What is being asked —
All of the data below should be written out again exactly.

Extracted material —
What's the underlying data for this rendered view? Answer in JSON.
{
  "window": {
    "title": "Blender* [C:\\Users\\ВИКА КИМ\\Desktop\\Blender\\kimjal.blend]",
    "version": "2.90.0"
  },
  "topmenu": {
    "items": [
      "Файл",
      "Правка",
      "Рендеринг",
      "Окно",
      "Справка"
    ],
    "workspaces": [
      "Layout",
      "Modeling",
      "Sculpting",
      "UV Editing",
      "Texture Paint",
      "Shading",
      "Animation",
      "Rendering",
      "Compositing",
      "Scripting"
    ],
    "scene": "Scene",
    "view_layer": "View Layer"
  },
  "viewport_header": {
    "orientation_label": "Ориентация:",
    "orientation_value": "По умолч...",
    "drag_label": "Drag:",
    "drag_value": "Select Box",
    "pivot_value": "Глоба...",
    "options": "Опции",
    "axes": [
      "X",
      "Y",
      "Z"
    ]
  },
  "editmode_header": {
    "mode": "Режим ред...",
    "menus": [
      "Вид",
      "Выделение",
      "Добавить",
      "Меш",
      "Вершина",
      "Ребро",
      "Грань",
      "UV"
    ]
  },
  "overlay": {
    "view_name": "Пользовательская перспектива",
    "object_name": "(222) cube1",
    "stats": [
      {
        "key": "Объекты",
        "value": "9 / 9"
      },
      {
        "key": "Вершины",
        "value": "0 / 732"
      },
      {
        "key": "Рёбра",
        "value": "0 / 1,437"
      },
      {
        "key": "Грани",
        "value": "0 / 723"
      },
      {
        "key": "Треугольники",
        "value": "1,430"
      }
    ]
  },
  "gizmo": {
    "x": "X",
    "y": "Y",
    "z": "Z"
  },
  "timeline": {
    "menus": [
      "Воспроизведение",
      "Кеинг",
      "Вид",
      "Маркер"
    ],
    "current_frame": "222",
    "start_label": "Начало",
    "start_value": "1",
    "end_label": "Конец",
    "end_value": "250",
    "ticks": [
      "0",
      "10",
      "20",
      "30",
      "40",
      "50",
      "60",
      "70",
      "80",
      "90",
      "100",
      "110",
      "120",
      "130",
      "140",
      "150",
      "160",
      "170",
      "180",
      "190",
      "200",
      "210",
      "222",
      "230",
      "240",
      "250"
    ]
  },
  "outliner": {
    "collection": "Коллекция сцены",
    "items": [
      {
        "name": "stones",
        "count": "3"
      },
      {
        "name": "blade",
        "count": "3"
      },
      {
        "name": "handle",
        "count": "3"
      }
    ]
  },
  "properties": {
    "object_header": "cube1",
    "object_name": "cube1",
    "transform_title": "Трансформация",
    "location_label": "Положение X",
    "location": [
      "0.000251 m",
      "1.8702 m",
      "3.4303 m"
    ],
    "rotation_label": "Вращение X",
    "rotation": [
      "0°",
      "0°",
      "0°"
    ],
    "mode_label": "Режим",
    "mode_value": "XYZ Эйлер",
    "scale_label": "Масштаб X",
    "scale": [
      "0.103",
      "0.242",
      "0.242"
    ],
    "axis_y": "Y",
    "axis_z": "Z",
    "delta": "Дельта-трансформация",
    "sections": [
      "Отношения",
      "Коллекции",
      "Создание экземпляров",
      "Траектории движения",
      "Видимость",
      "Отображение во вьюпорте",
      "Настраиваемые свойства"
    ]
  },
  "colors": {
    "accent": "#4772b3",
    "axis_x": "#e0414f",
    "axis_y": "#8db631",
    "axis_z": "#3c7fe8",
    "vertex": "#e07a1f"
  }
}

Your response —
What's the underlying data for this rendered view? Answer in JSON.
{
  "window": {
    "title": "Blender* [C:\\Users\\ВИКА КИМ\\Desktop\\Blender\\kimjal.blend]",
    "version": "2.90.0"
  },
  "topmenu": {
    "items": [
      "Файл",
      "Правка",
      "Рендеринг",
      "Окно",
      "Справка"
    ],
    "workspaces": [
      "Layout",
      "Modeling",
      "Sculpting",
      "UV Editing",
      "Texture Paint",
      "Shading",
      "Animation",
      "Rendering",
      "Compositing",
      "Scripting"
    ],
    "scene": "Scene",
    "view_layer": "View Layer"
  },
  "viewport_header": {
    "orientation_label": "Ориентация:",
    "orientation_value": "По умолч...",
    "drag_label": "Drag:",
    "drag_value": "Select Box",
    "pivot_value": "Глоба...",
    "options": "Опции",
    "axes": [
      "X",
      "Y",
      "Z"
    ]
  },
  "editmode_header": {
    "mode": "Режим ред...",
    "menus": [
      "Вид",
      "Выделение",
      "Добавить",
      "Меш",
      "Вершина",
      "Ребро",
      "Грань",
      "UV"
    ]
  },
  "overlay": {
    "view_name": "Пользовательская перспектива",
    "object_name": "(222) cube1",
    "stats": [
      {
        "key": "Объекты",
        "value": "9 / 9"
      },
      {
        "key": "Вершины",
        "value": "0 / 732"
      },
      {
        "key": "Рёбра",
        "value": "0 / 1,437"
      },
      {
        "key": "Грани",
        "value": "0 / 723"
      },
      {
        "key": "Треугольники",
        "value": "1,430"
      }
    ]
  },
  "gizmo": {
    "x": "X",
    "y": "Y",
    "z": "Z"
  },
  "timeline": {
    "menus": [
      "Воспроизведение",
      "Кеинг",
      "Вид",
      "Маркер"
    ],
    "current_frame": "222",
    "start_label": "Начало",
    "start_value": "1",
    "end_label": "Конец",
    "end_value": "250",
    "ticks": [
      "0",
      "10",
      "20",
      "30",
      "40",
      "50",
      "60",
      "70",
      "80",
      "90",
      "100",
      "110",
      "120",
      "130",
      "140",
      "150",
      "160",
      "170",
      "180",
      "190",
      "200",
      "210",
      "222",
      "230",
      "240",
      "250"
    ]
  },
  "outliner": {
    "collection": "Коллекция сцены",
    "items": [
      {
        "name": "stones",
        "count": "3"
      },
      {
        "name": "blade",
        "count": "3"
      },
      {
        "name": "handle",
        "count": "3"
      }
    ]
  },
  "properties": {
    "object_header": "cube1",
    "object_name": "cube1",
    "transform_title": "Трансформация",
    "location_label": "Положение X",
    "location": [
      "0.000251 m",
      "1.8702 m",
      "3.4303 m"
    ],
    "rotation_label": "Вращение X",
    "rotation": [
      "0°",
      "0°",
      "0°"
    ],
    "mode_label": "Режим",
    "mode_value": "XYZ Эйлер",
    "scale_label": "Масштаб X",
    "scale": [
      "0.103",
      "0.242",
      "0.242"
    ],
    "axis_y": "Y",
    "axis_z": "Z",
    "delta": "Дельта-трансформация",
    "sections": [
      "Отношения",
      "Коллекции",
      "Создание экземпляров",
      "Траектории движения",
      "Видимость",
      "Отображение во вьюпорте",
      "Настраиваемые свойства"
    ]
  },
  "colors": {
    "accent": "#4772b3",
    "axis_x": "#e0414f",
    "axis_y": "#8db631",
    "axis_z": "#3c7fe8",
    "vertex": "#e07a1f"
  }
}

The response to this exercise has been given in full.